Rep. Mike Thompson spent almost $25,000 on legal fees relating to an ethics investigation regarding his advocacy for grape growers in his district. The Office of Congressional Ethics determined there was no need for further review.
The campaign accounts of Reps. Mike Thompson (D-Calif.) and Mike Fitzpatrick (R-Pa.) paid tens of thousands of dollars when the lawmakers were investigated and cleared by the Office of Congressional Ethics last year.
Though the allegations against Thompson and Fitzpatrick had been raised in the press, the existence of ethics probes against the two lawmakers has not previously been reported.
The sizable sums paid by the Mike Thompson for Congress and Fitzpatrick for Congress campaigns — at least $20,000 each in the fourth quarter alone — show how quarterly reports filed with the Federal Election Commission can provide a window into which current and former lawmakers are facing ethics probes, investigations, lawsuits and other legal problems.
Legal fees can be paid from money remaining in campaign accounts as long as the work relates to a Member’s duties in office, exposing legal problems that might not otherwise be public.
After reporting no legal expenses for several quarters, the campaign to re-elect Thompson reported writing a check for $24,994 to the law firm Perkins Coie on Dec. 21. A New York Times article in July detailed Thompson’s efforts to have the Treasury Department create a designated wine region — called an appellation — in his district, where Thompson has a vineyard.
“Congressman Thompson secured legal services to respond to a request for information from OCE about his advocacy for grape growers in his district. Thompson complied fully, the information was thoroughly reviewed and the bipartisan board at OCE unanimously voted 6-0 in his favor and that there was no need for further review,” Thompson’s communications director, Austin Vevurka, said in a statement.

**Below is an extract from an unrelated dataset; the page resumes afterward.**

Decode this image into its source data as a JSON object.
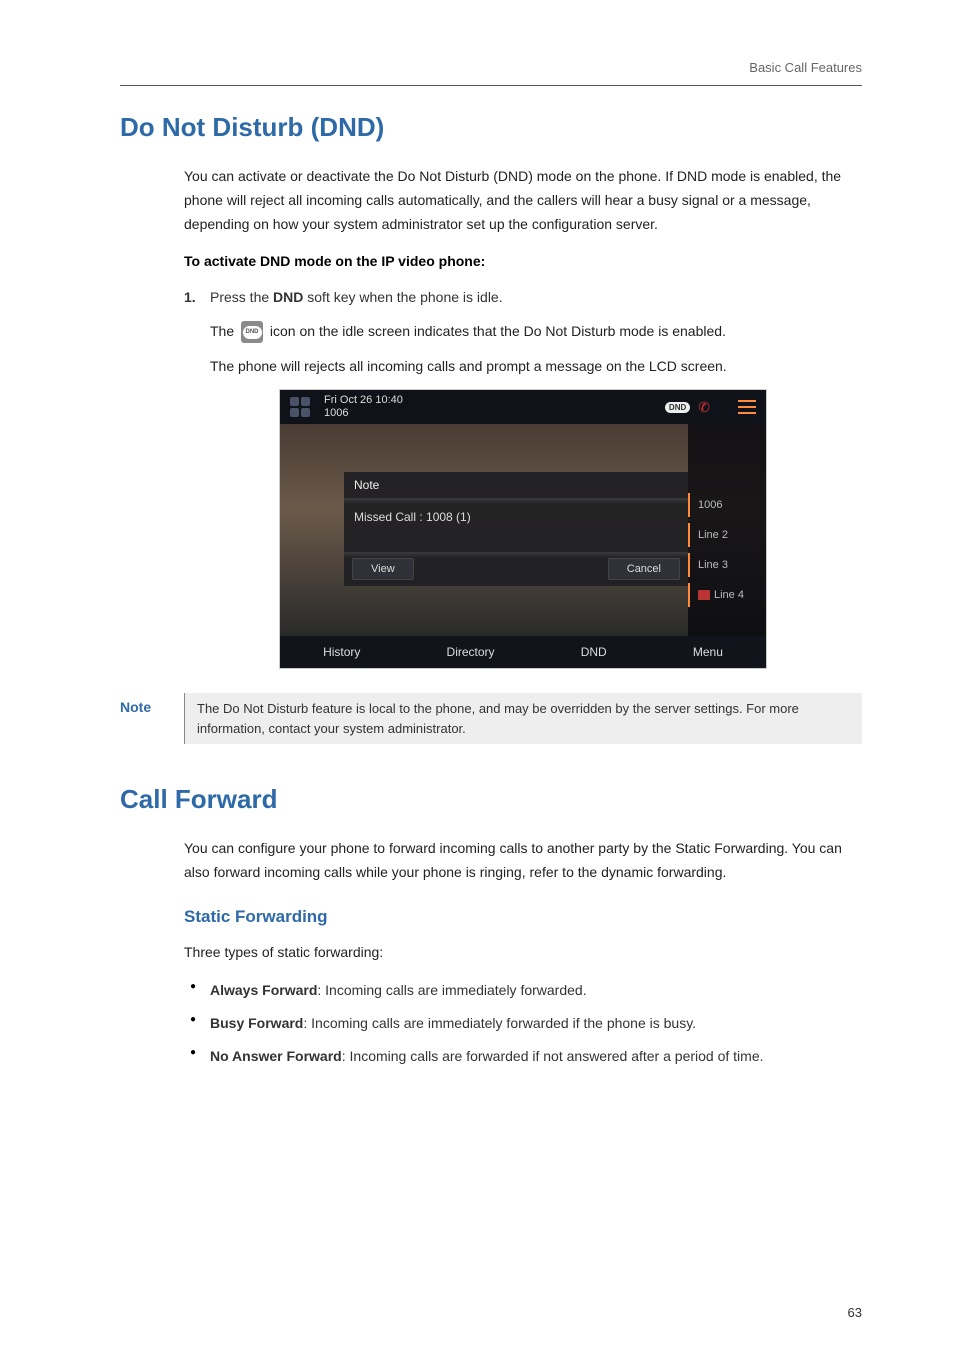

The Fitzpatrick for Congress account paid the law firm Patton Boggs $20,000 in the fourth quarter and $20,000 in the third quarter, according to FEC filings. The disbursements were related to a request made by the government watchdog group Citizens for Responsibility and Ethics in Washington that the OCE look into a reception that Fitzpatrick held at the Capitol during his swearing-in ceremony.

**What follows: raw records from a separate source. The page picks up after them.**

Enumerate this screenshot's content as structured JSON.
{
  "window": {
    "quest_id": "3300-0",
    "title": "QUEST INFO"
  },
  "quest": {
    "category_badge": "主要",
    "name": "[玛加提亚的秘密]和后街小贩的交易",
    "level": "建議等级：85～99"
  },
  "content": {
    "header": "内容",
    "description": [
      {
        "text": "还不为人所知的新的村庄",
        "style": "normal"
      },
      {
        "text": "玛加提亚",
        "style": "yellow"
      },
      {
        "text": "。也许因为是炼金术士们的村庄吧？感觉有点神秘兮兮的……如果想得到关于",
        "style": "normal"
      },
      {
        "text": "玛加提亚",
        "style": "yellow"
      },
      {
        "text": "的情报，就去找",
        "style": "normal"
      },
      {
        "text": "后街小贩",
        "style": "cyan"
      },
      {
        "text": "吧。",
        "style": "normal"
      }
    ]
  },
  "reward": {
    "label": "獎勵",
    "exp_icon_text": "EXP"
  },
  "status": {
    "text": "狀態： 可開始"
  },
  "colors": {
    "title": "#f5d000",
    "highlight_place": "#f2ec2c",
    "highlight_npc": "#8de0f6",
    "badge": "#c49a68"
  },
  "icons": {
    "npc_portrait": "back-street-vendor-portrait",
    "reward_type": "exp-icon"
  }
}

“The legal fees are associated with what we thought was a frivolous claim. We pro-actively went to OCE to ensure that all of our actions were proper and OCE found that we did not have any improper actions related to the party,” Fitzpatrick spokesman Patrick Lyden said.
The re-election accounts of other lawmakers, including Reps. John Fleming (R-La.), Gregory Meeks (D-N.Y.) and Laura Richardson (D-Calif.), detail the cost of new and ongoing ethics cases, employment lawsuits and other legal and compliance issues, filings show.
On January 3, Sen. Kirsten Gillibrand, D-N.Y., raises her right hand as her son Henry messes up her hair while Vice President Joseph R. Biden Jr., delivers the ceremonial swearing-in in the Old Senate Chamber. Gillibrand's other son Theodore, lower right, looks on.
Each year since 1990, CQ Roll Call has reviewed the financial disclosures of all 541 senators, representatives and delegates to determine the 50 richest members of Congress. This year's report, derived from forms covering the calendar year 2012, shows it took a net worth of $6.67 million to crack the exclusive club.